Competitive Advantages & Recession Performance
The U.S. foodservice industry is fiercely competitive. There are thousands of competitors to Sysco, which include other food distributors, as well as wholesale or retail outlets, grocery stores, and online retailers. Sysco also faces the risk of its customers negotiating directly with its suppliers.
However, what has kept competitors at bay for so many years, is that Sysco is the largest operator in the industry. It controls about 16% of the U.S. foodservice industry. Sysco operates over 300 distribution facilities worldwide and serves over 600,000 customer locations. Such a huge presence allows Sysco to keep costs low, ant it can pass on the benefit to its customers.
Another benefit of Sysco’s business model is that it is resistant to recessions. Everyone has to eat, which gives Sysco a certain level of demand, regardless of the condition of the U.S. economy.
This is why Sysco’s profits held up well during the Great Recession:
- 2007 earnings-per-share of $1.60
- 2008 earnings-per-share of $1.81 (13% increase)

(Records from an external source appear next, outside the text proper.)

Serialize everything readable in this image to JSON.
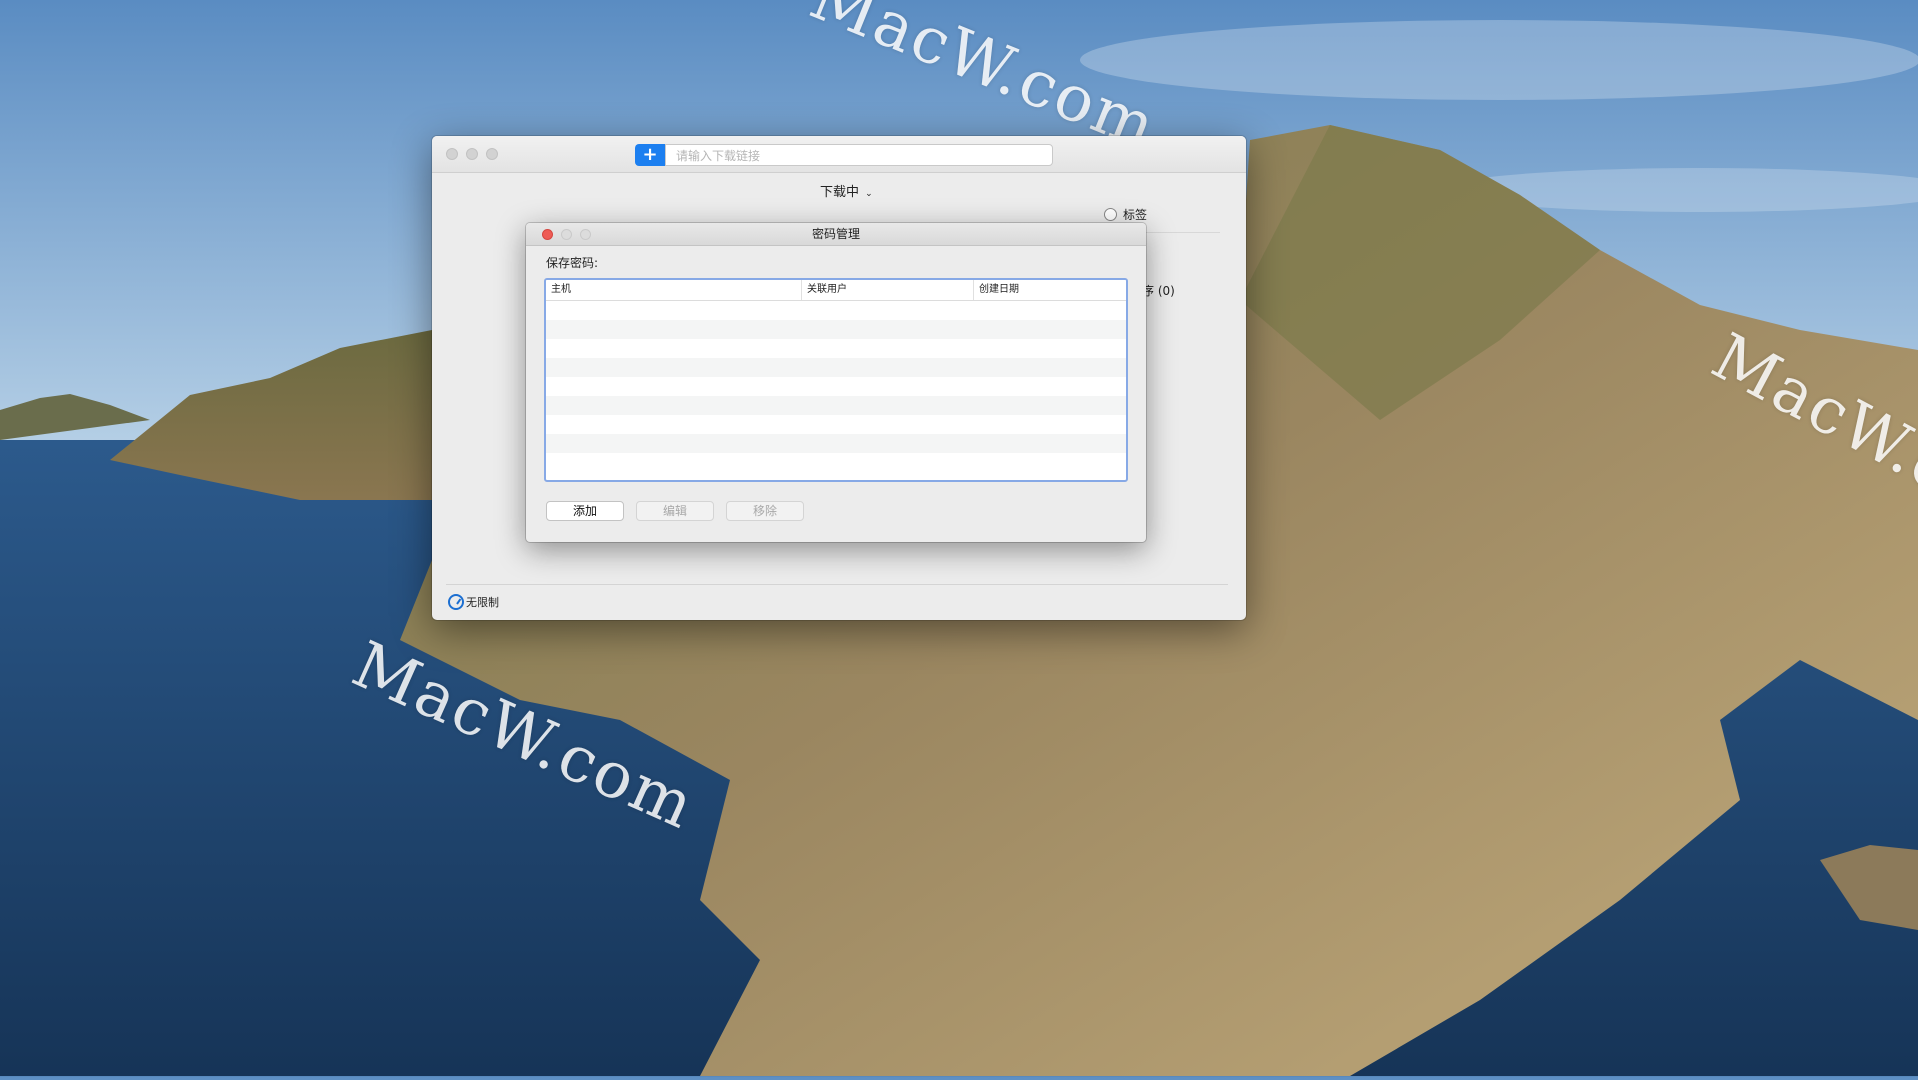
{
  "main_window": {
    "url_placeholder": "请输入下载链接",
    "add_label": "+",
    "status_filter": "下载中",
    "tags_label": "标签",
    "tag_fragments": [
      ")",
      ")",
      "序 (0)",
      ")"
    ],
    "speed_label": "无限制"
  },
  "dialog": {
    "title": "密码管理",
    "section_label": "保存密码:",
    "columns": [
      "主机",
      "关联用户",
      "创建日期"
    ],
    "buttons": {
      "add": "添加",
      "edit": "编辑",
      "remove": "移除"
    }
  },
  "watermarks": [
    "MacW.com",
    "MacW.com",
    "MacW.com"
  ],
  "colors": {
    "accent": "#1c7ff0",
    "close_red": "#ee5b55",
    "focus_ring": "#87a9e6"
  }
}
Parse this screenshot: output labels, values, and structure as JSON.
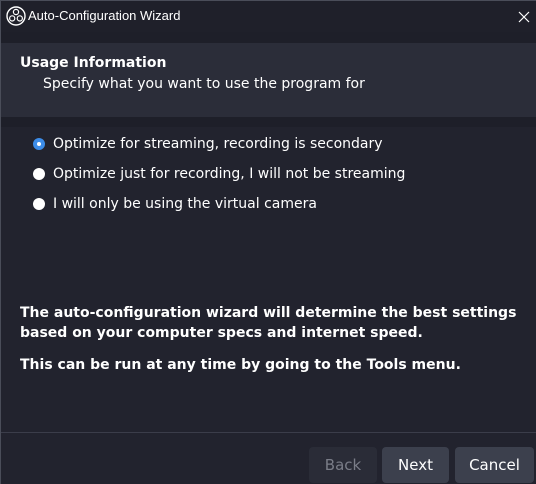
{
  "window": {
    "title": "Auto-Configuration Wizard",
    "app_icon": "obs-logo-icon",
    "close_icon": "close-icon"
  },
  "header": {
    "title": "Usage Information",
    "subtitle": "Specify what you want to use the program for"
  },
  "options": [
    {
      "label": "Optimize for streaming, recording is secondary",
      "checked": true
    },
    {
      "label": "Optimize just for recording, I will not be streaming",
      "checked": false
    },
    {
      "label": "I will only be using the virtual camera",
      "checked": false
    }
  ],
  "info": {
    "line1": "The auto-configuration wizard will determine the best settings based on your computer specs and internet speed.",
    "line2": "This can be run at any time by going to the Tools menu."
  },
  "buttons": {
    "back": "Back",
    "next": "Next",
    "cancel": "Cancel"
  },
  "colors": {
    "accent": "#3c8ce8",
    "background": "#1e1f29",
    "header_bg": "#2b2d39",
    "button_bg": "#3c404d"
  }
}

- 2009 earnings-per-share of $1.77 (2% decline)
- 2010 earnings-per-share of $1.99 (12% increase)
Sysco grew earnings-per-share at a double-digit pace in 2008 and 2010, with only a mild dip in 2009. The company grew earnings from 2007 to 2010, which was a rare achievement.
Sysco’s stable industry and top competitive position, allowed it to raise its dividend each year, even during recessions.
Valuation & Expected Returns
While the coronavirus pandemic has had a huge impact on Sysco, we believe the company has normalized earnings power of $2.90 per share. Based on this, the stock has a price-to-earnings ratio of 28.1. Our fair value estimate is a price-to-earnings ratio of 20, which means the stock is currently trading well in excess of fair value.
Because Sysco is an overvalued stock, annual returns could be reduced by 6.6% per year if the P/E multiple declines to 20 over the next five years. Instead, shareholder returns will be generated by earnings growth and dividends.
Fortunately, Sysco does not need to rely on multiple expansion, as the company has an attractive growth profile and dividend. We expect Sysco to deliver up to 7% annual earnings growth going forward, consisting of organic growth, acquisitions, and share repurchases.
In addition, Sysco has a current dividend yield of 2.3%, which is a higher yield than the average yield of the broader S&P 500 Index. This leads to total expected annualized returns of 2.7% per year over the next five years. This is a weak expected rate of return, making the stock a sell on valuation concerns.
Sysco should have little trouble increasing its dividend going forward. The company has a projected dividend payout ratio of 62% for fiscal 2021. This indicates the dividend is more than sufficiently covered.
Sysco operates at the top of a stable industry. It has an entrenched industry position, and should see steady demand, even during recessions. These qualities make Sysco a reliable stock for income.
Sysco is on the exclusive list of Dividend Kings, a group of stocks with 50+ consecutive years of dividend increases.
The stock is overvalued, meaning right now is not the best time to buy the stock. Sysco shares are currently sitting at an all-time high. We believe future returns will be satisfactory, but not spectacular, for investors buying the stock at the current valuation level.
Still, we believe the stock can generate positive returns even at this valuation, through earnings growth and dividends. As a result, Sysco remains a quality holding within a dividend growth portfolio, but the stock is not a buy at the current price.